In response to growing scientific evidence and the rapid increase in the number of TV shows, cartoons and DVDs that are targeted at children, the American Academy of Pediatrics (AAP) issued a statement at the end of October in which it warned parents of the possible effects that the exposure and use of electronic devices might have in children under 2. Although most parents consider educational television an important tool for their child's development, the AAP claims otherwise: for this age group, television can never be considered educational. On the contrary, it may lead to developmental disorders, a delay in language skills and new vocabulary exposure and to a decreased interaction between parents and their children.
After age 2, when nearly one-third of kids already have a television in their room, over two hours of TV per day has been associated with obesity, sleep problems and impaired concentration. In addition, an excessive use of TV and other electronic devices alters family dynamics. When the TV is on, it becomes the center of attention, diminishing the interaction and communication that should occur among household members.

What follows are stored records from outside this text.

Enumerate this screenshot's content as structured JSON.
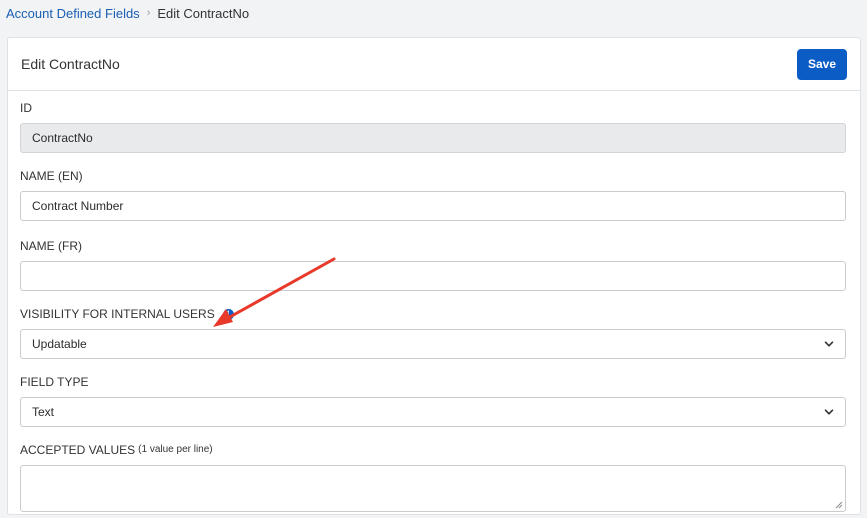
{
  "breadcrumb": {
    "parent": "Account Defined Fields",
    "current": "Edit ContractNo"
  },
  "card": {
    "title": "Edit ContractNo",
    "save_label": "Save"
  },
  "fields": {
    "id": {
      "label": "ID",
      "value": "ContractNo"
    },
    "name_en": {
      "label": "NAME (EN)",
      "value": "Contract Number"
    },
    "name_fr": {
      "label": "NAME (FR)",
      "value": ""
    },
    "visibility": {
      "label": "VISIBILITY FOR INTERNAL USERS",
      "value": "Updatable"
    },
    "field_type": {
      "label": "FIELD TYPE",
      "value": "Text"
    },
    "accepted_values": {
      "label": "ACCEPTED VALUES",
      "hint": "(1 value per line)",
      "value": ""
    }
  },
  "colors": {
    "accent": "#0b5cc4",
    "annotation_arrow": "#e8392b"
  },
  "icons": {
    "breadcrumb_separator": "chevron-right-icon",
    "info": "info-icon",
    "select": "chevron-down-icon"
  }
}
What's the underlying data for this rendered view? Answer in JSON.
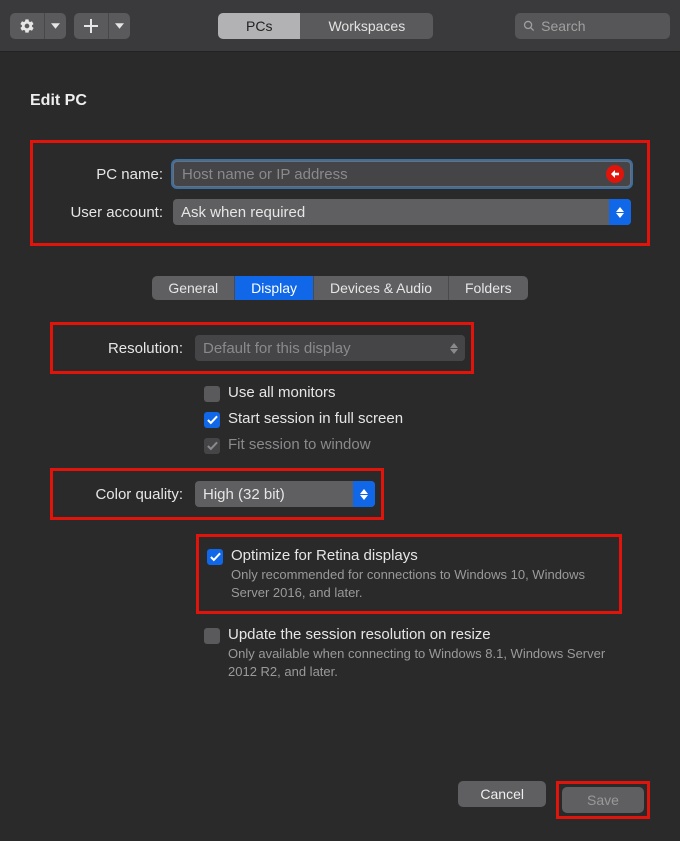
{
  "toolbar": {
    "segments": {
      "pcs": "PCs",
      "workspaces": "Workspaces"
    },
    "search_placeholder": "Search"
  },
  "sheet": {
    "title": "Edit PC",
    "pc_name_label": "PC name:",
    "pc_name_placeholder": "Host name or IP address",
    "user_account_label": "User account:",
    "user_account_value": "Ask when required",
    "tabs": {
      "general": "General",
      "display": "Display",
      "devices": "Devices & Audio",
      "folders": "Folders"
    },
    "resolution_label": "Resolution:",
    "resolution_value": "Default for this display",
    "checks": {
      "use_all_monitors": "Use all monitors",
      "full_screen": "Start session in full screen",
      "fit_window": "Fit session to window"
    },
    "color_quality_label": "Color quality:",
    "color_quality_value": "High (32 bit)",
    "retina": {
      "label": "Optimize for Retina displays",
      "sub": "Only recommended for connections to Windows 10, Windows Server 2016, and later."
    },
    "update_res": {
      "label": "Update the session resolution on resize",
      "sub": "Only available when connecting to Windows 8.1, Windows Server 2012 R2, and later."
    },
    "cancel": "Cancel",
    "save": "Save"
  }
}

According to a survey conducted by UNIMER in September 2010 among 12 to 75-year old Costa Ricans, 87% reported watching TV during the daytime, 53% reported listening to the radio while only 34% reads newspapers. This shows how, just as in the rest of the world, the constant presence of mass media in our daily lives has turned into a major public health problem.
Parents: It's Hands-On Time!
By María José Zamora, M.D.
If you are one of those people who believe that TV or video games make the perfect nanny or that they are the only way to soothe your children, here are some suggestions and facts that could make you change your mind:
– Remember: children under 2 should never watch TV! After age 2 limit TV-viewing time to two hours per day.
– Children should never have a TV in their room.
– Do not keep the television on when no one is watching. Studies show that parents interact less with their children when the TV is on. Moreover, it has been found that, even while playing, kids will glance at the TV an average of three times per minute, receiving the effects of so-called "secondhand TV".
– Turn off the TV set and communicate with your children! Talk with them! Evidence shows that the less talk time a young child has during early developmental stages, the poorer their language will be.
– TV is not an educational tool. Kids need to actively interact with their environment and with people who surround them in order to learn and develop critical-thinking and problem solving skills. No TV program will ever teach them these skills.
– And remember: always encourage unstructured playtime. Playing, creating and doing things for themselves is still the best way for kids to learn.